Every inpatient bed at Comer Children’s Hospital in Chicago has been full for more than six weeks. Emergency room volume is up more than 150%.
The flow of patients is like “a treadmill that never ends,” said Dr. Allison Bartlett, a pediatric infectious diseases specialist at Comer Children’s. As soon as a child is discharged, their bed fills up with the next kid in need.
Yet the hospital is simultaneously fielding a barrage of requests to accept new patients from facilities that don’t treat children or are overrun themselves.
“It’s scary. It makes me worry about my kids getting in a car accident and not having a place to go,” Bartlett said.
Many of the patients at Comer Children’s have RSV, or respiratory syncytial virus, which can cause lung infections. But doctors are also seeing cases of rhinovirus, enterovirus, adenovirus and several coronaviruses, including Covid.
Because of this fall surge of respiratory viruses among children, around three-quarters of pediatric hospital beds nationwide are now full, according to data from the Department of Health and Human Services.
That is forcing hospitals around the country to resort to the contingency plans reserved for such crises: They are sending sick kids to other states to receive care or are making space in other wards, like specialty units or postoperative recovery areas. Some hospitals are sending ICU patients directly home once their cases are no longer acute, rather than to another floor. And many on-call nurses are working extra hours.
NBC News spoke with nine doctors across eight states — California, Colorado, Illinois, Maryland, Ohio, Texas, Rhode Island and Washington — about the measures their hospitals have taken to handle this convergence of viruses.
“Everywhere is overcrowded, overrun and understaffed, and having a really difficult time dealing with both unprecedented numbers of cases but also an off-season timing,” said Dr. Michael Koster, director of pediatric infectious diseases at Hasbro Children’s Hospital in Providence, Rhode Island.
Koster said his hospital is sending patients to Connecticut, Massachusetts and New Hampshire. But at the same time, he added, “we’ve had calls for transports for respiratory viral illness from Puerto Rico up to Maine.”
Dr. Kevin Messacar, an infectious disease specialist at Children’s Hospital Colorado, said his hospital is accepting patients from five nearby states.
The surge has caught doctors off guard, since cases of RSV and other respiratory viruses usually peak in winter. RSV cases this year started climbing in the summer. The weekly number of positive tests rose more than fivefold from Aug. 13 to Oct. 15, according to the Centers for Disease Control and Prevention.
Doctors said masking and social distancing likely prevented kids from getting exposed to respiratory viruses earlier in the pandemic. Then kids began to encounter new pathogens for the first time, with little immune protection.
RSV, now the dominant virus in many hospitals, often looks like a common cold. But in severe cases it can lead to pneumonia or bronchiolitis, an infection in the airways. Such patients may need supplemental oxygen or ventilators to breathe. Infants and children with lung diseases or weakened immune systems are most at risk.
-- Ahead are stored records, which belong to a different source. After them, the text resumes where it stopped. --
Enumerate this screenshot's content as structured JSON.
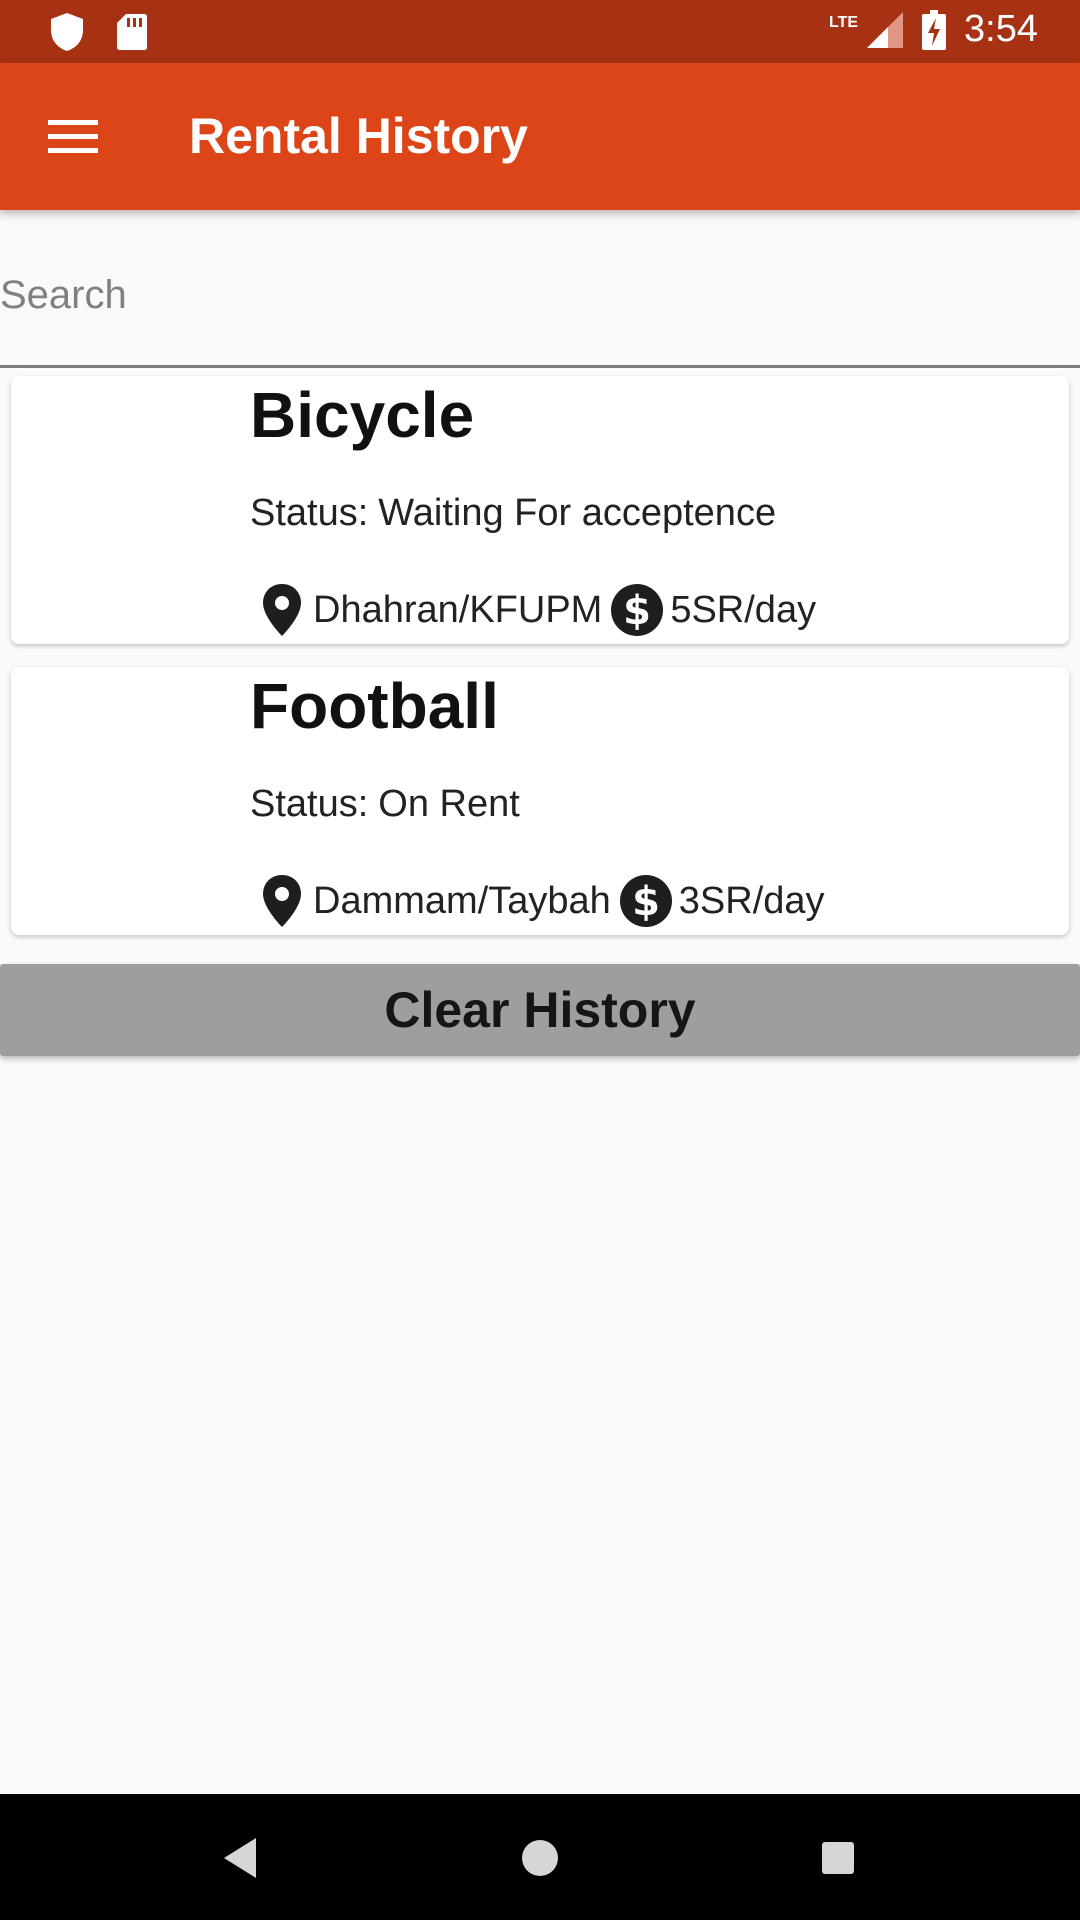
{
  "status_bar": {
    "time": "3:54",
    "network": "LTE"
  },
  "app_bar": {
    "title": "Rental History"
  },
  "search": {
    "placeholder": "Search",
    "value": ""
  },
  "rentals": [
    {
      "name": "Bicycle",
      "status_prefix": "Status:",
      "status": "Waiting For acceptence",
      "location": "Dhahran/KFUPM",
      "price": "5SR/day"
    },
    {
      "name": "Football",
      "status_prefix": "Status:",
      "status": "On Rent",
      "location": "Dammam/Taybah",
      "price": "3SR/day"
    }
  ],
  "actions": {
    "clear_label": "Clear History"
  },
  "colors": {
    "status_bar": "#a63213",
    "app_bar": "#dc4517",
    "button": "#9e9e9e"
  }
}
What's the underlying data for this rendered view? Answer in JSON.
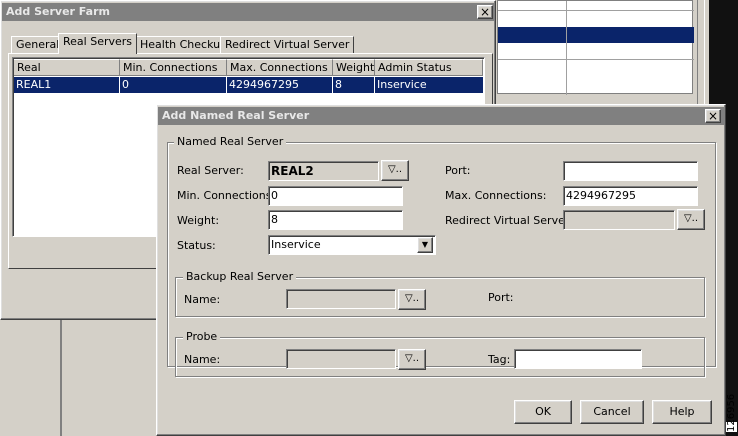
{
  "background_window": {
    "title": "Add Server Farm",
    "close_glyph": "×",
    "tabs": [
      {
        "label": "General"
      },
      {
        "label": "Real Servers"
      },
      {
        "label": "Health Checkup"
      },
      {
        "label": "Redirect Virtual Server"
      }
    ],
    "table": {
      "headers": [
        "Real",
        "Min. Connections",
        "Max. Connections",
        "Weight",
        "Admin Status"
      ],
      "rows": [
        [
          "REAL1",
          "0",
          "4294967295",
          "8",
          "Inservice"
        ]
      ]
    }
  },
  "dialog": {
    "title": "Add Named Real Server",
    "close_glyph": "×",
    "named_group": {
      "legend": "Named Real Server",
      "real_server_label": "Real Server:",
      "real_server_value": "REAL2",
      "min_conn_label": "Min. Connections:",
      "min_conn_value": "0",
      "weight_label": "Weight:",
      "weight_value": "8",
      "status_label": "Status:",
      "status_value": "Inservice",
      "port_label": "Port:",
      "port_value": "",
      "max_conn_label": "Max. Connections:",
      "max_conn_value": "4294967295",
      "redirect_label": "Redirect Virtual Server:",
      "redirect_value": ""
    },
    "backup_group": {
      "legend": "Backup Real Server",
      "name_label": "Name:",
      "port_label": "Port:"
    },
    "probe_group": {
      "legend": "Probe",
      "name_label": "Name:",
      "tag_label": "Tag:"
    },
    "buttons": {
      "ok": "OK",
      "cancel": "Cancel",
      "help": "Help"
    },
    "browse_glyph": "▽..",
    "dropdown_glyph": "▼"
  },
  "figure_id": "126956",
  "colors": {
    "selection": "#0a246a",
    "face": "#d4d0c8",
    "inactive_title": "#808080"
  }
}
Koster said his hospital freed up additional beds in a suite where patients are usually seen for procedures requiring sedation.
“We push those patients out into essentially the radiology hallway where ultrasounds are happening and take over spaces like that for the emergency department,” he said.
Dr. Jason Custer, chief of critical care at the University of Maryland Children’s Hospital, said critical patients in his state often wait up to 36 hours to be moved to an ICU. His hospital’s ICU has been at full capacity for the better part of the month, he said.
Patients ready to be transferred out of the ICU are sometimes discharged rather than moved to other parts of the hospital, Custer added.
“Instead of sending them to the next level of care, we just say, ‘Looks like you’re good enough to go home and we want you to follow up with your pediatrician tomorrow,'” he said. (He clarified, though, that the hospital hasn’t changed its criteria for discharging patients.)
Koster, similarly, said he is showing parents how to perform suctioning — a process of removing mucus from the nasal passages with a tube or syringe — at home to ensure their child can eat and drink. Sometimes, that difficulty is the main reason kids stay in the hospital.
“We’ve had to adapt to making sure we’re meeting the needs of the most sick and then really doing our best to provide the right supportive care for kids who can go home,” Koster said.
But suctioning can be tricky for parents, according to Dr. Elizabeth Schlaudecker, an infectious disease specialist at Cincinnati Children’s Hospital.
“When my kids got old enough to recognize what that suction bulb looked like, they would make it as hard as possible to suction out their noses,” she said. “It can be exhausting for family members to have to do that all by themselves.”
Hospitals are still bracing for an expected wave of flu cases that is just beginning.
“If we get influenza on top of RSV, that is going to put another significant strain on the system,” Messacar said. “If we can get as many people vaccinated as possible and protect as many kids as possible to try to help with the burden as we’re getting through RSV season, that would be welcome news for all of us in pediatric medicine.”